It’s not the pain you’re afraid of.
It’s not the tragedies.
It’s not the outcomes either.
All of them are predictable.
After a while, the pain makes sense. Throughout time, you become comfortable in your discomforts because at least these things make sense.
I received a call on a Monday night from a nurse about my Mother. I was at work at the time. I was on an overtime shift. I was tired in every sense of the word. My mind was tired. My body was tired and so was my soul. I had life things going on. I had responsibilities that needed my attention and list of bills that needed to be paid. Work was busy and life was busy. Everything was busy at the time.
There are two branches of government here. The first branch is anxiety and the second is Panic. The two interact.
They create a sensory overload and mental chaos. The chest tightens, and it’s hard to breathe.
The heart races like a thousand angry horses, charging fast, and you can’t escape. You can’t get away.
Suddenly, it’s like the whole goddamned world is closing in on you, which becomes more frightening because you are vulnerable; you scream or you cry, and more than anything, you just want to jump out of your own skin. More than anything, you want everything to stop so you can calm down. The only problem is the harder you try to recover, the worse the symptoms become.
I have been walking around the city for decades now. I see different people from different places doing different things. I see the changes we’ve made as a society and the changes I’ve made within me. I see the Kamikaze taxis weave down the avenues and watch the mindless tourists along 42nd. St with their eyes wide open, looking up, and totally amazed by the tall building and the lights from Times Square.
I was somewhere around 19 when I landed my first the first suit and tie job. I was an entry-level salesman in the garment business. And when I say entry-level, I mean the I was at the lowest of the low of the industry.
I sold identification items, which, in less-than-fancy terms are the little labels sewn in the collar that irritate the back of your neck. This was my first real job. Although the item was necessary, it was still at the bottom of the priority list. I pitched the production managers garment manufacturers to sell them and create a new relationship, which was tough at best.
There are things I believe in life and I believe them, not because I was told to but because I have found them to be true. I believe music is essential. I think at one point, everyone needs to dance or at least drive a long drive with the windows down and the volume to a favorite song turned all the way up. I think we need to scream the lyrics in our best out-of-tune pitch.
Back as a kid, The Old Man used to have a Ford, Mustang fastback. He told us sometimes, you just have to open up the gas and let her rip. I feel this way too. Sometimes, we just need to open up and belt out a scream. Sometimes, we need to know we’re alive.

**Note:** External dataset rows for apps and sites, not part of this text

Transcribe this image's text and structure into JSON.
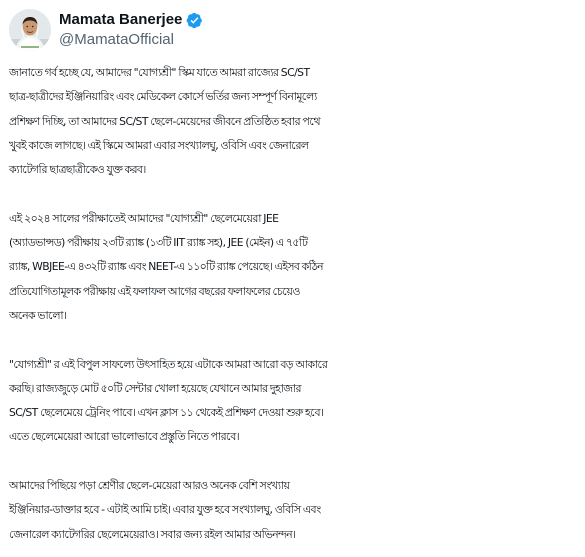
{
  "author": {
    "display_name": "Mamata Banerjee",
    "handle": "@MamataOfficial",
    "verified": true,
    "avatar_icon": "profile-photo",
    "verified_color": "#1d9bf0"
  },
  "tweet": {
    "paragraphs": [
      [
        "জানাতে গর্ব হচ্ছে যে,  আমাদের \"যোগ্যশ্রী\" স্কিম যাতে আমরা রাজ্যের SC/ST",
        "ছাত্র-ছাত্রীদের ইঞ্জিনিয়ারিং এবং মেডিকেল কোর্সে ভর্তির জন্য সম্পূর্ণ বিনামূল্যে",
        "প্রশিক্ষণ দিচ্ছি, তা আমাদের SC/ST ছেলে-মেয়েদের জীবনে প্রতিষ্ঠিত হবার পথে",
        "খুবই কাজে লাগছে। এই স্কিমে আমরা এবার সংখ্যালঘু, ওবিসি এবং জেনারেল",
        "ক্যাটেগরি ছাত্রছাত্রীকেও যুক্ত করব।"
      ],
      [
        "এই ২০২৪ সালের পরীক্ষাতেই আমাদের \"যোগ্যশ্রী\" ছেলেমেয়েরা JEE",
        "(অ্যাডভান্সড) পরীক্ষায় ২৩টি র‍্যাঙ্ক (১৩টি IIT র‍্যাঙ্ক সহ), JEE (মেইন) এ ৭৫টি",
        "র‍্যাঙ্ক, WBJEE-এ ৪৩২টি র‍্যাঙ্ক এবং NEET-এ ১১০টি র‍্যাঙ্ক পেয়েছে।  এইসব কঠিন",
        "প্রতিযোগিতামূলক পরীক্ষায় এই ফলাফল আগের বছরের ফলাফলের চেয়েও",
        "অনেক ভালো।"
      ],
      [
        "\"যোগ্যশ্রী\" র এই বিপুল সাফল্যে উৎসাহিত হয়ে এটাকে আমরা আরো বড় আকারে",
        "করছি। রাজ্যজুড়ে মোট ৫০টি সেন্টার খোলা হয়েছে যেখানে আমার দুহাজার",
        "SC/ST ছেলেমেয়ে ট্রেনিং পাবে। এখন ক্লাস ১১ থেকেই প্রশিক্ষণ দেওয়া শুরু হবে।",
        "এতে ছেলেমেয়েরা আরো ভালোভাবে প্রস্তুতি নিতে পারবে।"
      ],
      [
        "আমাদের পিছিয়ে পড়া শ্রেণীর ছেলে-মেয়েরা আরও অনেক বেশি সংখ্যায়",
        "ইঞ্জিনিয়ার-ডাক্তার হবে - এটাই আমি চাই। এবার যুক্ত হবে সংখ্যালঘু, ওবিসি এবং",
        "জেনারেল ক্যাটেগরির ছেলেমেয়েরাও। সবার জন্য রইল আমার অভিনন্দন।"
      ]
    ]
  }
}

It all begins now—
It starts right now, as if today is the first day of the rest of your life.
In a short
while, I am going to bundle up and put on sweats, a hat, pull up my head, and
then I will step out into the January air and walk the hills in my town. I will
look at the scene around me and take in the first fresh breath of the year. And
then it all begins . . .